I had a long stay in hospital myself when I was eleven, and Tania's writing took me right back to the wards. As Ruth fell in love, faced her past and learnt to live with her scars, I was pulled along with her, feeling her pain, her joy and frustration. It's a story that will stay with me for a long time.

Friday, April 8, 2011


This last week we've had a taste of winter. Rain, rain and more rain and a bitter wind, which sent me digging out winter woollies and remembering I need to get my coat to the dry cleaners. The leaves on our silver birch trees have turned gold and my flower garden has turned up its toes. It has been great weather however for reading, watching movies and writing. I've also found a replacement car: later today I will be the proud owner of a dark green Rav4!
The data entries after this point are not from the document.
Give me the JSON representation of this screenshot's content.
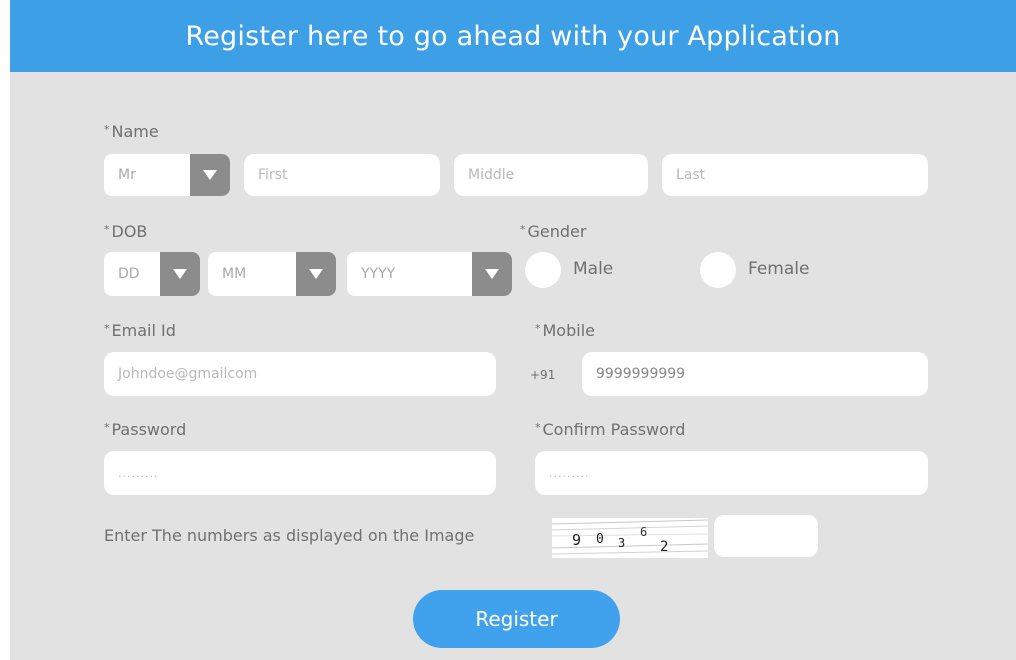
{
  "header": {
    "title": "Register here to go ahead with your Application"
  },
  "form": {
    "required_mark": "*",
    "name": {
      "label": "Name",
      "title_value": "Mr",
      "first_placeholder": "First",
      "middle_placeholder": "Middle",
      "last_placeholder": "Last"
    },
    "dob": {
      "label": "DOB",
      "day_value": "DD",
      "month_value": "MM",
      "year_value": "YYYY"
    },
    "gender": {
      "label": "Gender",
      "options": [
        "Male",
        "Female"
      ]
    },
    "email": {
      "label": "Email Id",
      "placeholder": "Johndoe@gmailcom"
    },
    "mobile": {
      "label": "Mobile",
      "prefix": "+91",
      "placeholder": "9999999999"
    },
    "password": {
      "label": "Password",
      "placeholder": "........."
    },
    "confirm_password": {
      "label": "Confirm Password",
      "placeholder": "........."
    },
    "captcha": {
      "prompt": "Enter The numbers as displayed on the Image",
      "digits": [
        "9",
        "0",
        "3",
        "6",
        "2"
      ]
    },
    "register_label": "Register"
  },
  "colors": {
    "header": "#3d9fe6",
    "panel": "#e2e2e2",
    "button": "#40a2ec",
    "dropdown_arrow": "#8c8c8c"
  },
  "icons": {
    "dropdown": "caret-down-icon"
  }
}
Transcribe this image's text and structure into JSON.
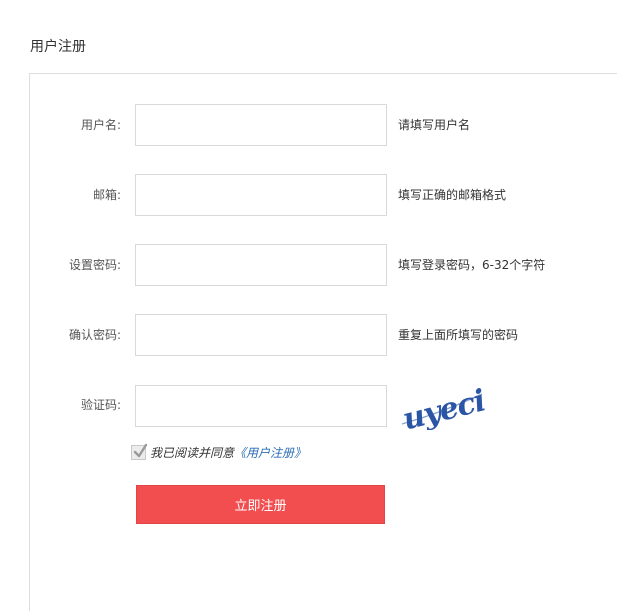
{
  "page": {
    "title": "用户注册"
  },
  "form": {
    "fields": [
      {
        "label": "用户名:",
        "value": "",
        "placeholder": "",
        "hint": "请填写用户名"
      },
      {
        "label": "邮箱:",
        "value": "",
        "placeholder": "",
        "hint": "填写正确的邮箱格式"
      },
      {
        "label": "设置密码:",
        "value": "",
        "placeholder": "",
        "hint": "填写登录密码，6-32个字符"
      },
      {
        "label": "确认密码:",
        "value": "",
        "placeholder": "",
        "hint": "重复上面所填写的密码"
      },
      {
        "label": "验证码:",
        "value": "",
        "placeholder": ""
      }
    ],
    "captcha_text": "uyeci",
    "agreement": {
      "checked": true,
      "text": "我已阅读并同意",
      "link_text": "《用户注册》"
    },
    "submit_label": "立即注册"
  },
  "colors": {
    "submit_button": "#f24d4f",
    "link": "#2a6db3",
    "captcha": "#2b55a5"
  }
}
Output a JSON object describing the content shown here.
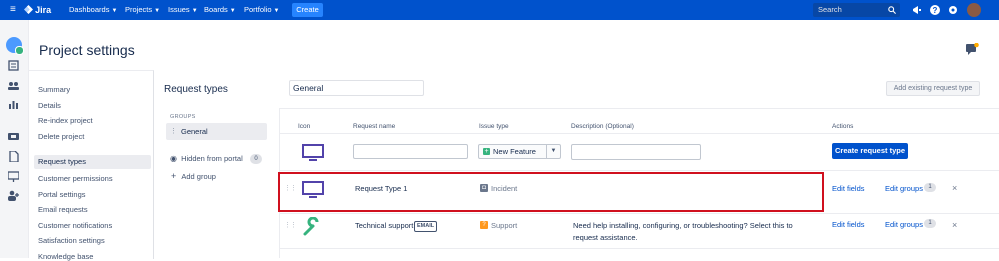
{
  "topbar": {
    "menu_icon": "hamburger-icon",
    "logo_text": "Jira",
    "nav": [
      "Dashboards",
      "Projects",
      "Issues",
      "Boards",
      "Portfolio"
    ],
    "create_label": "Create",
    "search_placeholder": "Search"
  },
  "page": {
    "title": "Project settings"
  },
  "sidenav": {
    "items": [
      "Summary",
      "Details",
      "Re-index project",
      "Delete project",
      "Request types",
      "Customer permissions",
      "Portal settings",
      "Email requests",
      "Customer notifications",
      "Satisfaction settings",
      "Knowledge base"
    ],
    "active": "Request types"
  },
  "groups": {
    "title": "Request types",
    "label": "GROUPS",
    "items": [
      "General"
    ],
    "hidden_label": "Hidden from portal",
    "hidden_count": "0",
    "add_label": "Add group"
  },
  "main": {
    "group_name": "General",
    "add_existing_label": "Add existing request type",
    "columns": [
      "Icon",
      "Request name",
      "Issue type",
      "Description (Optional)",
      "Actions"
    ],
    "new_row": {
      "issue_type": "New Feature",
      "create_label": "Create request type"
    },
    "rows": [
      {
        "name": "Request Type 1",
        "issue_type": "Incident",
        "description": "",
        "edit_fields": "Edit fields",
        "edit_groups": "Edit groups",
        "group_count": "1"
      },
      {
        "name": "Technical support",
        "lozenge": "EMAIL",
        "issue_type": "Support",
        "description_1": "Need help installing, configuring, or troubleshooting? Select this to",
        "description_2": "request assistance.",
        "edit_fields": "Edit fields",
        "edit_groups": "Edit groups",
        "group_count": "1"
      }
    ]
  },
  "colors": {
    "brand": "#0052cc",
    "highlight": "#d0101e"
  }
}
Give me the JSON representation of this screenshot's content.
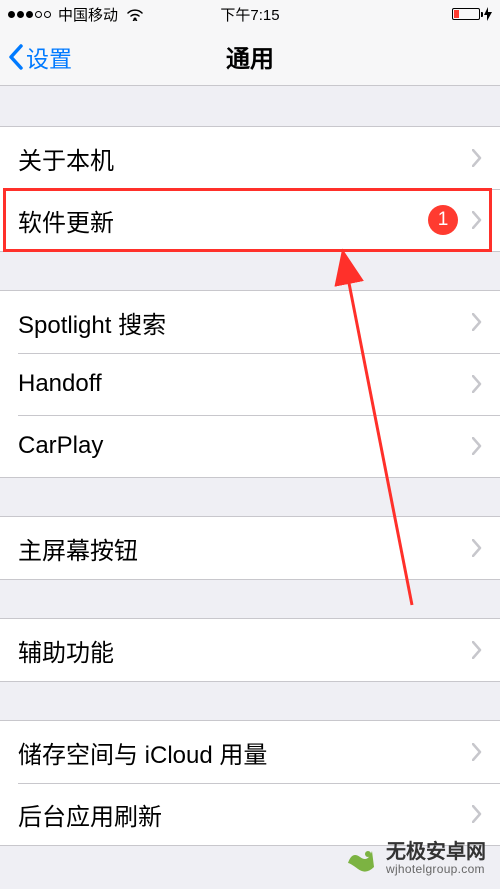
{
  "status": {
    "carrier": "中国移动",
    "time": "下午7:15"
  },
  "nav": {
    "back": "设置",
    "title": "通用"
  },
  "groups": {
    "g1": {
      "about": "关于本机",
      "software_update": "软件更新",
      "software_update_badge": "1"
    },
    "g2": {
      "spotlight": "Spotlight 搜索",
      "handoff": "Handoff",
      "carplay": "CarPlay"
    },
    "g3": {
      "home_button": "主屏幕按钮"
    },
    "g4": {
      "accessibility": "辅助功能"
    },
    "g5": {
      "storage": "储存空间与 iCloud 用量",
      "background_refresh": "后台应用刷新"
    }
  },
  "watermark": {
    "title": "无极安卓网",
    "url": "wjhotelgroup.com"
  }
}
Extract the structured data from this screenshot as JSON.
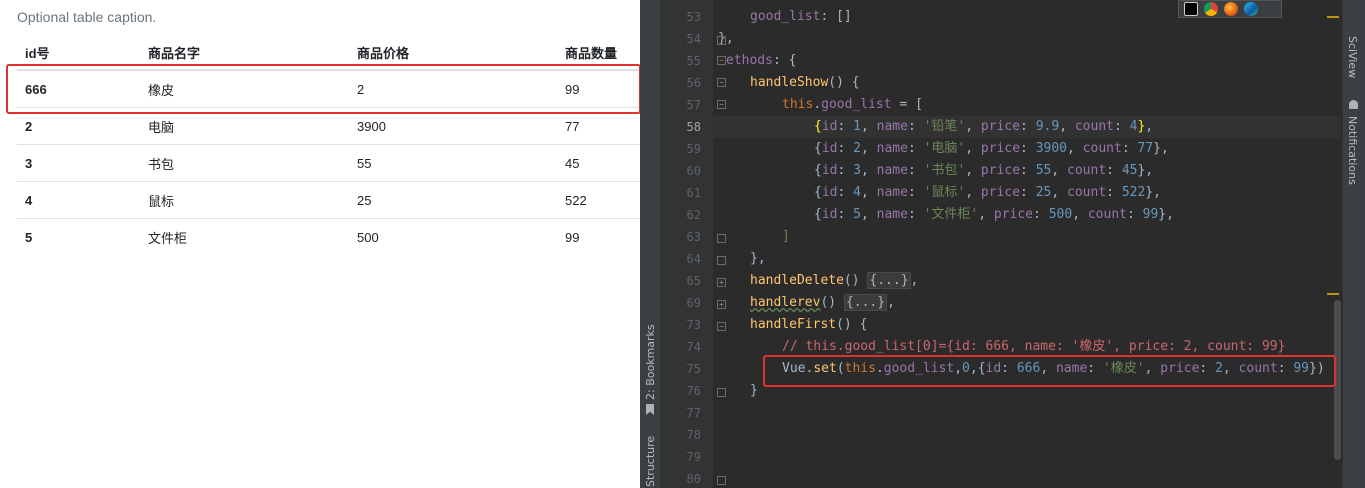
{
  "browser": {
    "caption": "Optional table caption.",
    "headers": [
      "id号",
      "商品名字",
      "商品价格",
      "商品数量"
    ],
    "rows": [
      {
        "id": "666",
        "name": "橡皮",
        "price": "2",
        "count": "99"
      },
      {
        "id": "2",
        "name": "电脑",
        "price": "3900",
        "count": "77"
      },
      {
        "id": "3",
        "name": "书包",
        "price": "55",
        "count": "45"
      },
      {
        "id": "4",
        "name": "鼠标",
        "price": "25",
        "count": "522"
      },
      {
        "id": "5",
        "name": "文件柜",
        "price": "500",
        "count": "99"
      }
    ]
  },
  "ide": {
    "left_tabs": {
      "bookmarks": "2: Bookmarks",
      "structure": "Structure"
    },
    "right_tabs": {
      "sciview": "SciView",
      "notifications": "Notifications"
    },
    "browser_icons": [
      "pycharm-icon",
      "chrome-icon",
      "firefox-icon",
      "edge-icon"
    ],
    "line_numbers": [
      "53",
      "54",
      "55",
      "56",
      "57",
      "58",
      "59",
      "60",
      "61",
      "62",
      "63",
      "64",
      "65",
      "69",
      "73",
      "74",
      "75",
      "76",
      "77",
      "78",
      "79",
      "80"
    ],
    "code": {
      "l53": [
        "good_list",
        ": []"
      ],
      "l54": [
        "},"
      ],
      "l55": [
        "ethods",
        ": {"
      ],
      "l56": [
        "handleShow",
        "() {"
      ],
      "l57": [
        "this",
        ".",
        "good_list",
        " = ["
      ],
      "items": [
        {
          "id": "1",
          "name": "'铅笔'",
          "price": "9.9",
          "count": "4"
        },
        {
          "id": "2",
          "name": "'电脑'",
          "price": "3900",
          "count": "77"
        },
        {
          "id": "3",
          "name": "'书包'",
          "price": "55",
          "count": "45"
        },
        {
          "id": "4",
          "name": "'鼠标'",
          "price": "25",
          "count": "522"
        },
        {
          "id": "5",
          "name": "'文件柜'",
          "price": "500",
          "count": "99"
        }
      ],
      "l63": [
        "]"
      ],
      "l64": [
        "},"
      ],
      "l65": [
        "handleDelete",
        "() ",
        "{...}",
        ","
      ],
      "l69": [
        "handlerev",
        "() ",
        "{...}",
        ","
      ],
      "l73": [
        "handleFirst",
        "() {"
      ],
      "l74": "// this.good_list[0]={id: 666, name: '橡皮', price: 2, count: 99}",
      "l75": {
        "obj": "Vue",
        "method": "set",
        "this": "this",
        "prop": "good_list",
        "idx": "0",
        "id": "666",
        "name": "'橡皮'",
        "price": "2",
        "count": "99"
      },
      "l76": [
        "}"
      ],
      "keys": {
        "id": "id",
        "name": "name",
        "price": "price",
        "count": "count"
      }
    }
  },
  "colors": {
    "highlight_box": "#e03131",
    "ide_bg": "#2b2b2b",
    "method": "#ffc66d",
    "keyword": "#cc7832",
    "number": "#6897bb",
    "string": "#6a8759",
    "property": "#9876aa"
  }
}
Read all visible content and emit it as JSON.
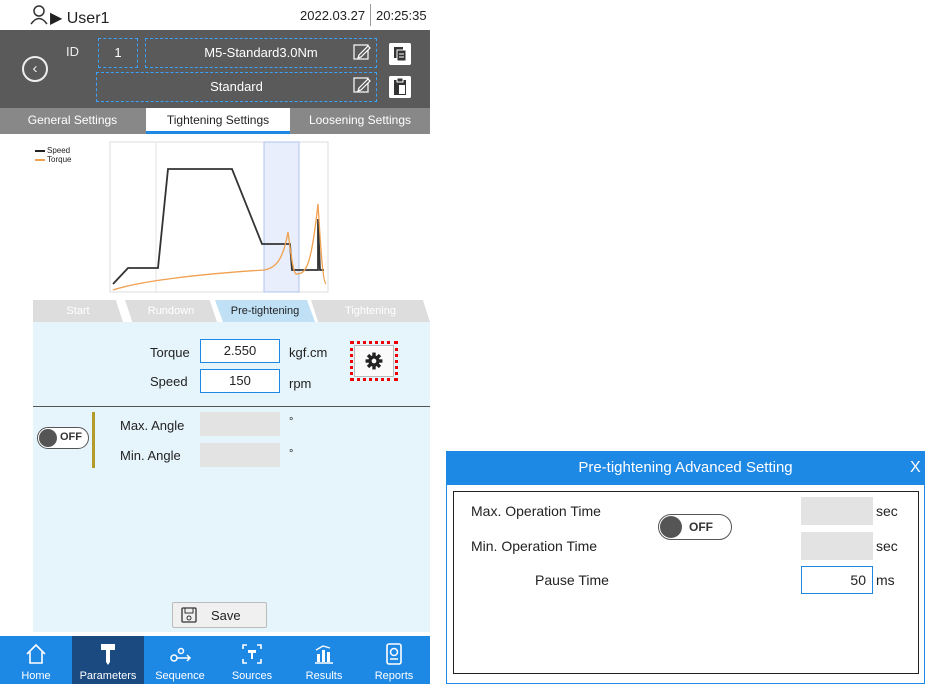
{
  "topbar": {
    "user": "User1",
    "date": "2022.03.27",
    "time": "20:25:35"
  },
  "header": {
    "id_label": "ID",
    "id_value": "1",
    "name": "M5-Standard3.0Nm",
    "description": "Standard"
  },
  "tabs": [
    "General Settings",
    "Tightening Settings",
    "Loosening Settings"
  ],
  "legend": {
    "speed": "Speed",
    "torque": "Torque",
    "speed_color": "#222222",
    "torque_color": "#f0a050"
  },
  "steps": [
    "Start",
    "Rundown",
    "Pre-tightening",
    "Tightening"
  ],
  "params": {
    "torque_label": "Torque",
    "torque_value": "2.550",
    "torque_unit": "kgf.cm",
    "speed_label": "Speed",
    "speed_value": "150",
    "speed_unit": "rpm",
    "angle_toggle": "OFF",
    "max_angle_label": "Max. Angle",
    "max_angle_unit": "°",
    "min_angle_label": "Min. Angle",
    "min_angle_unit": "°"
  },
  "save_label": "Save",
  "nav": [
    "Home",
    "Parameters",
    "Sequence",
    "Sources",
    "Results",
    "Reports"
  ],
  "dialog": {
    "title": "Pre-tightening Advanced Setting",
    "close": "X",
    "max_op_label": "Max. Operation Time",
    "min_op_label": "Min. Operation Time",
    "pause_label": "Pause Time",
    "toggle": "OFF",
    "max_op_unit": "sec",
    "min_op_unit": "sec",
    "pause_value": "50",
    "pause_unit": "ms"
  },
  "colors": {
    "accent": "#1e88e5",
    "header": "#5a5a5a",
    "panel": "#e6f4fc",
    "highlight": "#e00000"
  }
}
I've been chipping away at another chapter of my Catlin's novel and discovered Amelia is really quite fiery and speaks her mind when necessary. As for Theodore, both Amelia and myself are having a love/hate relationship with him. What sort of person is he really? Handsome - yes, polite - sometimes, genuine - hmmm, not sure!

The next chapters will see her settling into her new home. But is everything as it would seem, or are there dark secrets prowling in the undergrowth of the Catlin's forest?

Friday, April 1, 2011


I've had one of those weeks where everything is happening yet little is achieved. It's been over a week since I blogged and I haven't written one word of my novel or started on a short story as I had meant to. So, what has been happening?

Last weekend my car died. Although expected, I had hoped it would last a little longer. But when both oil and water start squirting out of the engine, it's a very bad sign! So hubby and I have been touring the car sales yards, squizzing the classifieds in the paper and stalking our national internet trader - Trade Me. So far we have come up with nothing - which has left me just a little house bound.

Of course we never get plagued with just one thing to deal with - do we? My daughter came down with a nasty tummy bug and hubby pulled the ligaments in his shoulder at our sons hockey practice. I wonder what will be next?

On a lighter note, our eldest had a school trip to Mt Cook where he visited a glacier, a sanctuary for Black Stilts and the Benmore power station. He came home last night, exhausted but happy.

And a mild achievement for me: having spent the last 2 - 3 months growing Basil plants from seed, I harvested them yesterday and made one precious jar of Basil Pesto - yum! And with the unseasonably warm weather we have been having, I'm hoping to harvest another batch in a month. Fingers crossed.

On a literary note, I am reading Kept, by D. J. Taylor - there's a picture of it on the left. It is described as a Victorian mystery and is proving to be an absorbing read. I am enjoying the many threads that are slowly entwining into one intriguing story. I'm looking forward to reviewing it.

Next post I hope to share news of my new car and copious amounts of writing.

Not quite what I'm looking for ... but ain't she grand?